From the first line to the last, retype the listing without any alteration.

..............................

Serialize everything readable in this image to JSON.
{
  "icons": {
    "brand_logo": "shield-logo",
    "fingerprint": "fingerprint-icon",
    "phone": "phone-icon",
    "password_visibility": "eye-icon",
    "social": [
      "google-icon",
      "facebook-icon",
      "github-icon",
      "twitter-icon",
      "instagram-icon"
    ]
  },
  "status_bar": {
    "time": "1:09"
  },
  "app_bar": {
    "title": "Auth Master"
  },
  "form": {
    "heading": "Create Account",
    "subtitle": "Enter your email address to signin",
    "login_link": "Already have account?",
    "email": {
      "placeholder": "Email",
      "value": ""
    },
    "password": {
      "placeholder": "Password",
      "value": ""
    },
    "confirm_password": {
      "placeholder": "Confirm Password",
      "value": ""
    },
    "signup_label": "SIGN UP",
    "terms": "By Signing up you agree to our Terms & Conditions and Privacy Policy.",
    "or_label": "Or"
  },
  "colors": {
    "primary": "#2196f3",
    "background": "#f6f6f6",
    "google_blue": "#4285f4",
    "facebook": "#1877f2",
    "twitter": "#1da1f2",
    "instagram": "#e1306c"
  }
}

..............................

■ TASK RESPONSE ■
Serialize everything readable in this image to JSON.
{
  "icons": {
    "brand_logo": "shield-logo",
    "fingerprint": "fingerprint-icon",
    "phone": "phone-icon",
    "password_visibility": "eye-icon",
    "social": [
      "google-icon",
      "facebook-icon",
      "github-icon",
      "twitter-icon",
      "instagram-icon"
    ]
  },
  "status_bar": {
    "time": "1:09"
  },
  "app_bar": {
    "title": "Auth Master"
  },
  "form": {
    "heading": "Create Account",
    "subtitle": "Enter your email address to signin",
    "login_link": "Already have account?",
    "email": {
      "placeholder": "Email",
      "value": ""
    },
    "password": {
      "placeholder": "Password",
      "value": ""
    },
    "confirm_password": {
      "placeholder": "Confirm Password",
      "value": ""
    },
    "signup_label": "SIGN UP",
    "terms": "By Signing up you agree to our Terms & Conditions and Privacy Policy.",
    "or_label": "Or"
  },
  "colors": {
    "primary": "#2196f3",
    "background": "#f6f6f6",
    "google_blue": "#4285f4",
    "facebook": "#1877f2",
    "twitter": "#1da1f2",
    "instagram": "#e1306c"
  }
}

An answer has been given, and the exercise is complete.